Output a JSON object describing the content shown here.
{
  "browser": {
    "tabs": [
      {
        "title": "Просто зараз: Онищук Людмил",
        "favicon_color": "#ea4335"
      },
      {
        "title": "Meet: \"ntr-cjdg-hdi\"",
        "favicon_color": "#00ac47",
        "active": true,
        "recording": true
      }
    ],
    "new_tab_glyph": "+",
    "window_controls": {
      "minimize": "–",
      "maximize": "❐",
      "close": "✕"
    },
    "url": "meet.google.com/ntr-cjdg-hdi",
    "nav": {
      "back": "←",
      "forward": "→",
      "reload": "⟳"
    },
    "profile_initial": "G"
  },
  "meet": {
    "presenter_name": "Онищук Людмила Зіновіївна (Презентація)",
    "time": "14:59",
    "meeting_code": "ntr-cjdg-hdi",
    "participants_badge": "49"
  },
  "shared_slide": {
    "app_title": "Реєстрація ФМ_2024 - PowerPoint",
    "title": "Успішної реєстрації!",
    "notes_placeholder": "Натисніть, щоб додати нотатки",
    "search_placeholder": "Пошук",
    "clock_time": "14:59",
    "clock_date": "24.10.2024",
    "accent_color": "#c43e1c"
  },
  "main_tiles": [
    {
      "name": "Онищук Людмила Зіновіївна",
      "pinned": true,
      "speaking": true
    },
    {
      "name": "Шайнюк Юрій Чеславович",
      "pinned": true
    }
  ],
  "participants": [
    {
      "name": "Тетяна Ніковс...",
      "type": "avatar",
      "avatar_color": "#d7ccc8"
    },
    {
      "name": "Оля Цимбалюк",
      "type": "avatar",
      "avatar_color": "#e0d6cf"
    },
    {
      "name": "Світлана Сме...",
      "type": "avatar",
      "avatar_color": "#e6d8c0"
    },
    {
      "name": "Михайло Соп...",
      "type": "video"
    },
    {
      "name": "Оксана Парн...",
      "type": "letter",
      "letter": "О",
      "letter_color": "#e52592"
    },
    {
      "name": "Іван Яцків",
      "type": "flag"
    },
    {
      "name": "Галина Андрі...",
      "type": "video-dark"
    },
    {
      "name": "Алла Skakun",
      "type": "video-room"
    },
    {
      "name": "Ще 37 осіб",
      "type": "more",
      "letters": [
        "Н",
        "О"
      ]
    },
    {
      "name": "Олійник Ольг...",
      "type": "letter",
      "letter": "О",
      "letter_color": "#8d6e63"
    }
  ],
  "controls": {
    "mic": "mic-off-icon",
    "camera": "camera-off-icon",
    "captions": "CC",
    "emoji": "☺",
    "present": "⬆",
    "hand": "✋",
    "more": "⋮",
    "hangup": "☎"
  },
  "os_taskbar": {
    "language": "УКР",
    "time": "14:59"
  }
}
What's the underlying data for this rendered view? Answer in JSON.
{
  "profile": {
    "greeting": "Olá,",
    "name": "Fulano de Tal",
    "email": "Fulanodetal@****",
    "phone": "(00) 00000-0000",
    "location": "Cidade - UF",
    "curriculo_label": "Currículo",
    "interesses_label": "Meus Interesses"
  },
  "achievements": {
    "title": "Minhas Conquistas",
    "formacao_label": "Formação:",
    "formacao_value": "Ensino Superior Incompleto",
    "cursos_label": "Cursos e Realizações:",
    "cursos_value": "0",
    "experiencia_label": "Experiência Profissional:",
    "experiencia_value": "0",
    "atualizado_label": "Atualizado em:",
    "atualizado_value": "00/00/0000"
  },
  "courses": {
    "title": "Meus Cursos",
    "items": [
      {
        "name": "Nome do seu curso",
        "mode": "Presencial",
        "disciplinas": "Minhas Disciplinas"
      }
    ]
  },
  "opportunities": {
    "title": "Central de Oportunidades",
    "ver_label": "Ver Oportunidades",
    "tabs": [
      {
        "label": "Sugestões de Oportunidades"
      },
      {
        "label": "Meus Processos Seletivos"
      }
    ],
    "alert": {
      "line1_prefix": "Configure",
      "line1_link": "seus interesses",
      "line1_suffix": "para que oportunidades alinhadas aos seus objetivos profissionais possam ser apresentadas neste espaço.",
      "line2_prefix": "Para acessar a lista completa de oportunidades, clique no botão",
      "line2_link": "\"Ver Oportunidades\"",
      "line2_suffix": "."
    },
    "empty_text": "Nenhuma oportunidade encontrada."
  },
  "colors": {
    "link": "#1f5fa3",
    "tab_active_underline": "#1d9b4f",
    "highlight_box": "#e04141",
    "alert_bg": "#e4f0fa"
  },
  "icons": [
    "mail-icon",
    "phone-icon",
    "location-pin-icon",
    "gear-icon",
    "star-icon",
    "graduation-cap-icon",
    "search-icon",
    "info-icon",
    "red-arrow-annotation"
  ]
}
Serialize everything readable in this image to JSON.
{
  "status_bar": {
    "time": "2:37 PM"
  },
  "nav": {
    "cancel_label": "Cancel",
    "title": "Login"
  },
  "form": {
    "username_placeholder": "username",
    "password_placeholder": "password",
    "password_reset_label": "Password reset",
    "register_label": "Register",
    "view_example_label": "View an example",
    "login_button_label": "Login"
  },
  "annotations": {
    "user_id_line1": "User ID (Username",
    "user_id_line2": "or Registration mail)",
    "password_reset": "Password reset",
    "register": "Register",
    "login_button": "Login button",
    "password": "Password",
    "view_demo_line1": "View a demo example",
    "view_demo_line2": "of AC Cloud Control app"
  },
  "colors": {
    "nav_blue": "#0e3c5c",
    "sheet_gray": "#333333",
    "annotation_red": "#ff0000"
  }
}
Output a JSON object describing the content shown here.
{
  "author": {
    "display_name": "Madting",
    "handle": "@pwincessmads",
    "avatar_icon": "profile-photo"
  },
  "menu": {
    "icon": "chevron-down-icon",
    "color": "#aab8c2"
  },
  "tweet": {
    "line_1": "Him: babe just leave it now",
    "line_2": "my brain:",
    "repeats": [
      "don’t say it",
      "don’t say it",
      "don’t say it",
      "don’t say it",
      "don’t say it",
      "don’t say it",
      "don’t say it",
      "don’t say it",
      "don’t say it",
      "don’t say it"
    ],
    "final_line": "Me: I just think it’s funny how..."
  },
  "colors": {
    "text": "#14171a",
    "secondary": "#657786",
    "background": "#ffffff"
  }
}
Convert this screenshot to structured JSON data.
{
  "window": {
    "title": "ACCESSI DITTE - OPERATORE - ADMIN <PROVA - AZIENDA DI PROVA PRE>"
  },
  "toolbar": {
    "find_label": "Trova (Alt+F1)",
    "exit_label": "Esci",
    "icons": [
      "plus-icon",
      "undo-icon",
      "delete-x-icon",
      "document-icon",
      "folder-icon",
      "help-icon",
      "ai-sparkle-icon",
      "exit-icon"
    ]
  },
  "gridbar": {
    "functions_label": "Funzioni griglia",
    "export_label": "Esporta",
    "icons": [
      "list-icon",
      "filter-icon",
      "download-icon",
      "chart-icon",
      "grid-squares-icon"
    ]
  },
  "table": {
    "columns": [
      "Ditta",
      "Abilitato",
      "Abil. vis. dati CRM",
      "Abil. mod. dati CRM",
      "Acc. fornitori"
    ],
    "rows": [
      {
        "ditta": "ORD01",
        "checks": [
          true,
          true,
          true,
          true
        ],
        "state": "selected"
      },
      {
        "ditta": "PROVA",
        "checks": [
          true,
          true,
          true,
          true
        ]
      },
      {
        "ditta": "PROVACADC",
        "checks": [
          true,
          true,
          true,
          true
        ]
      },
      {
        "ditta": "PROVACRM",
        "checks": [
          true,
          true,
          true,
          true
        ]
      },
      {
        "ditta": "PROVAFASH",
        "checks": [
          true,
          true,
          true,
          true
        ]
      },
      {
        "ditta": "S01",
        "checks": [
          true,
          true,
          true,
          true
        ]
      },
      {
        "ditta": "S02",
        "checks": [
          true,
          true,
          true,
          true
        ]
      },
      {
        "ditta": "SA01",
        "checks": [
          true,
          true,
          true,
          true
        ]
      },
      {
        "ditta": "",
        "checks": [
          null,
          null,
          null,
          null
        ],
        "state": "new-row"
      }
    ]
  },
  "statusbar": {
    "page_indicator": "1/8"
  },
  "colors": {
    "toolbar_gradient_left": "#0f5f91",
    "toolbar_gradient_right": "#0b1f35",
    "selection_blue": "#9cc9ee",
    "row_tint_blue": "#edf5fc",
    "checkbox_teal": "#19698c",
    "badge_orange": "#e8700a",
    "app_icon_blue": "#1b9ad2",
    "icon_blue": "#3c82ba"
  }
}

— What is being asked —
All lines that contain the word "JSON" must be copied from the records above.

— Exercise result —
Output a JSON object describing the content shown here.
What's the underlying data for this rendered view? Answer in JSON.
Serialize everything readable in this image to JSON.
Output a JSON object describing the content shown here.
Convert this screenshot to structured JSON data.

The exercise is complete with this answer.